▶ _Requirement_
What lines in the records below include the word "over"? Return each one.

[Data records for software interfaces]
^^^^

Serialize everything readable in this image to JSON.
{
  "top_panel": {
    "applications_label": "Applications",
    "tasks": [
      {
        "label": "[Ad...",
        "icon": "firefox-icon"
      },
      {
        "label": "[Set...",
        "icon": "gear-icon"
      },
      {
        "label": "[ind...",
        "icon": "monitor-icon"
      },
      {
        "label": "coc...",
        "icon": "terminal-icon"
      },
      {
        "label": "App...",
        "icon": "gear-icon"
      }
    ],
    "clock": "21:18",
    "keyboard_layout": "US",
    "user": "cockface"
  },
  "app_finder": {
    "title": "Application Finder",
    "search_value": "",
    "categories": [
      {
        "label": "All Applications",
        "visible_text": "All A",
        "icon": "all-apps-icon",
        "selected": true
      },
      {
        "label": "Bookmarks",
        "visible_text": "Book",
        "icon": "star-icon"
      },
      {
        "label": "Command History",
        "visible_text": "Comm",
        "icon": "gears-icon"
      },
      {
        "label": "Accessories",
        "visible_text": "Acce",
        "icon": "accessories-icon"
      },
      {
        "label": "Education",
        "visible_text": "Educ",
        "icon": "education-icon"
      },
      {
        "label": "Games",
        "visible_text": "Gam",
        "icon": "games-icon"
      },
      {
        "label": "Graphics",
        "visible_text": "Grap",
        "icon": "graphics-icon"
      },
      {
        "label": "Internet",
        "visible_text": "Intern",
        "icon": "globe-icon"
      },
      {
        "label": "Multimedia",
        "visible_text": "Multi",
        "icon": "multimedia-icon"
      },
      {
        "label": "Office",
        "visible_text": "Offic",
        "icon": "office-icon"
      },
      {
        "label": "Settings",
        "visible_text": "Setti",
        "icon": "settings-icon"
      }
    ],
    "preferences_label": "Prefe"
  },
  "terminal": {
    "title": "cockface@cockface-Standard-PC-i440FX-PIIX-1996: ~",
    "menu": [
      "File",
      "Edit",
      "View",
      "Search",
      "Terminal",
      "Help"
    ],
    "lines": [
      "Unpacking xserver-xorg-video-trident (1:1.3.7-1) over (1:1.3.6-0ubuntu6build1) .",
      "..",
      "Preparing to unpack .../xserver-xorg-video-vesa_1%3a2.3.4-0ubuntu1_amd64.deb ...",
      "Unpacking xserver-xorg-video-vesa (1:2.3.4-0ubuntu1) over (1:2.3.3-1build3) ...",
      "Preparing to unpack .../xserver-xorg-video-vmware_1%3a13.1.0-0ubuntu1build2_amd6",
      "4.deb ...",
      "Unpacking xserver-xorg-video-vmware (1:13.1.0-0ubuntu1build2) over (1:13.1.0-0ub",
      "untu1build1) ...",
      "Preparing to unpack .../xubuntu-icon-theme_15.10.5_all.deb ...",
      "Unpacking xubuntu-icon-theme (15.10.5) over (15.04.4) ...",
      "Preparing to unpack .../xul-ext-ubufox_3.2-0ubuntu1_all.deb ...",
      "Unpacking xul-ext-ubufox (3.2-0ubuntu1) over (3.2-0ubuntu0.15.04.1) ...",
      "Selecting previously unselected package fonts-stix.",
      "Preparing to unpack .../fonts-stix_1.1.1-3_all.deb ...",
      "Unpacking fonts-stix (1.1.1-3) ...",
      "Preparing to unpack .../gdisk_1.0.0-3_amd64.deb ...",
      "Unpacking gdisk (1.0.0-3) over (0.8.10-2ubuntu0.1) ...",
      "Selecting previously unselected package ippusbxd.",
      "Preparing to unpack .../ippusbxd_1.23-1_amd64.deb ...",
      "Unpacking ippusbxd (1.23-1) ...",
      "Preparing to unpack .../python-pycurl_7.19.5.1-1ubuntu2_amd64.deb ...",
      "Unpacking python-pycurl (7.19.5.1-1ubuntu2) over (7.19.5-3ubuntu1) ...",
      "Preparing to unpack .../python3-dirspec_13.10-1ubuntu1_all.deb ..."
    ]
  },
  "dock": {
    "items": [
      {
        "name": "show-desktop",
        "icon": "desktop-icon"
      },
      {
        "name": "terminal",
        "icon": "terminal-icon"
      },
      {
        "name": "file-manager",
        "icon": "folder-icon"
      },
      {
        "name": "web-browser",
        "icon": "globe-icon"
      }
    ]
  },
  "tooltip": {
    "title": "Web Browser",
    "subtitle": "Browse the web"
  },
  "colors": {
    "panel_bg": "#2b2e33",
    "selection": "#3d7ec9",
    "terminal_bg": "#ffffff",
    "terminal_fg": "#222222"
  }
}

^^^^

▶ _Your response_
      "Unpacking xserver-xorg-video-trident (1:1.3.7-1) over (1:1.3.6-0ubuntu6build1) .",
      "Unpacking xserver-xorg-video-vesa (1:2.3.4-0ubuntu1) over (1:2.3.3-1build3) ...",
      "Unpacking xserver-xorg-video-vmware (1:13.1.0-0ubuntu1build2) over (1:13.1.0-0ub",
      "Unpacking xubuntu-icon-theme (15.10.5) over (15.04.4) ...",
      "Unpacking xul-ext-ubufox (3.2-0ubuntu1) over (3.2-0ubuntu0.15.04.1) ...",
      "Unpacking gdisk (1.0.0-3) over (0.8.10-2ubuntu0.1) ...",
      "Unpacking python-pycurl (7.19.5.1-1ubuntu2) over (7.19.5-3ubuntu1) ...",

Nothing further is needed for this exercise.